But Jesus did not entrust himself to them, because he knew them all, and had no need for anyone to bear witness about the One, for he knew what was in a person. There was a person out of the Pharisees, Nicodemus by name, a ruler of the Judeans. He came toward him at night (John 2:24-3:2).
Out of the night, out of the Pharisees, comes "a person," Nicodemus by name, to inquire of Jesus and the Johannine community. Like a member of Congress sneaking into a Quaker meeting, or a cardinal visiting a base community in Latin America, Nicodemus' curiosity gets the better of his discretion, if just for a moment. This man of official authority, of institutional power and standing, comes to take his turn at the perennial question: Who is this Jesus?
HAVING ESTABLISHED Jesus' authority through his powerful acts at Cana and in the Jerusalem temple, the fourth gospel unfolds a series of encounters between potential disciples and Jesus: Nicodemus; the disciples of John (the Baptist) back in the wilderness; an anonymous Samaritan woman at a well; a royal official in Cana of Galilee. The entire range of Palestinian theological geography is represented in these stories. In each, a person is challenged to give up notions about God and authority that arise from their previous commitments and cultural status, and to take the concrete step of joining the Johannine community as a sign of true faith.

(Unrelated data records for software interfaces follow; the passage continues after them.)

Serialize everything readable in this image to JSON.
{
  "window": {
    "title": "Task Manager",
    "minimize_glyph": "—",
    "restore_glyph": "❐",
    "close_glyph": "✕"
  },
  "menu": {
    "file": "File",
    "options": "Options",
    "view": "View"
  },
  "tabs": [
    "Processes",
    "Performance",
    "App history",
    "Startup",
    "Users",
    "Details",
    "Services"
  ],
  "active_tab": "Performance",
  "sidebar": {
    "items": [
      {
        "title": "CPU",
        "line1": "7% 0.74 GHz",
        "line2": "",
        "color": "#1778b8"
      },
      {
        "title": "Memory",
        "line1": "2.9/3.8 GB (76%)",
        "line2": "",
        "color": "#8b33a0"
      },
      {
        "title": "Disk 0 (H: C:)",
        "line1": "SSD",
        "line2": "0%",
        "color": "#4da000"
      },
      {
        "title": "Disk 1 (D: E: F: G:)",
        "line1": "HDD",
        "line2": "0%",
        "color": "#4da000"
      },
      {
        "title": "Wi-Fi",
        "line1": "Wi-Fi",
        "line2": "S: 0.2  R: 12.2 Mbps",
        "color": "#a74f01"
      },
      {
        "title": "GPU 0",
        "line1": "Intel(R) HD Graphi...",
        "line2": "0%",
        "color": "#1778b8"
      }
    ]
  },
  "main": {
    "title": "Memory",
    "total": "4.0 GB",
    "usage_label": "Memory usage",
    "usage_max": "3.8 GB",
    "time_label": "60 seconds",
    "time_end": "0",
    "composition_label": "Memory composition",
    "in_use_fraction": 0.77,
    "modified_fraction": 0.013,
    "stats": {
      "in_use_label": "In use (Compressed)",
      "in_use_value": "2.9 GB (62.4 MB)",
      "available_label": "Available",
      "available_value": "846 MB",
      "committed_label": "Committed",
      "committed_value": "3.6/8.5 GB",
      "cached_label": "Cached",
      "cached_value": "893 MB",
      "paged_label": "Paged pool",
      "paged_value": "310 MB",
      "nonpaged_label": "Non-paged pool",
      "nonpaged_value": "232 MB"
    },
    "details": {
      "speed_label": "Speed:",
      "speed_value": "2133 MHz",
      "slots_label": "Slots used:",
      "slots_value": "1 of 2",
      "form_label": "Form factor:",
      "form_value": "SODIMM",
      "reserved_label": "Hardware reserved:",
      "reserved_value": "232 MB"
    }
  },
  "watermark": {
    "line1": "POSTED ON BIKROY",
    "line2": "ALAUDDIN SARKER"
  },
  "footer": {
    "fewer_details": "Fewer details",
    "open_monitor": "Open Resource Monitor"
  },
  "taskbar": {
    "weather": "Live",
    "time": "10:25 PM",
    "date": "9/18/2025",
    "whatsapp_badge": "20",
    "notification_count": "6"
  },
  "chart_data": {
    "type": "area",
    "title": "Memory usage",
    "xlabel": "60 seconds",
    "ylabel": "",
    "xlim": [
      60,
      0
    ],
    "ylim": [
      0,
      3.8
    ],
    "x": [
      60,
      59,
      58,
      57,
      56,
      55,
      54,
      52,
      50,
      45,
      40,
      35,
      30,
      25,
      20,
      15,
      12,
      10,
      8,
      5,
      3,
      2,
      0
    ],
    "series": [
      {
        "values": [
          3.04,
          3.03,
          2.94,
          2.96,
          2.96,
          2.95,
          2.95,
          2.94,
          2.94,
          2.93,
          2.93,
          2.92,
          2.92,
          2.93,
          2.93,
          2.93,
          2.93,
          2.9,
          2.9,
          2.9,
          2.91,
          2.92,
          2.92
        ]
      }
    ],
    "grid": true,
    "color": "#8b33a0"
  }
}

Our study will focus primarily on the contrast between Nicodemus and the Samaritan woman. To catch the social significance of these stories, it will be helpful to introduce a pair of Johannine literary techniques through which the gospel conveys its meaning.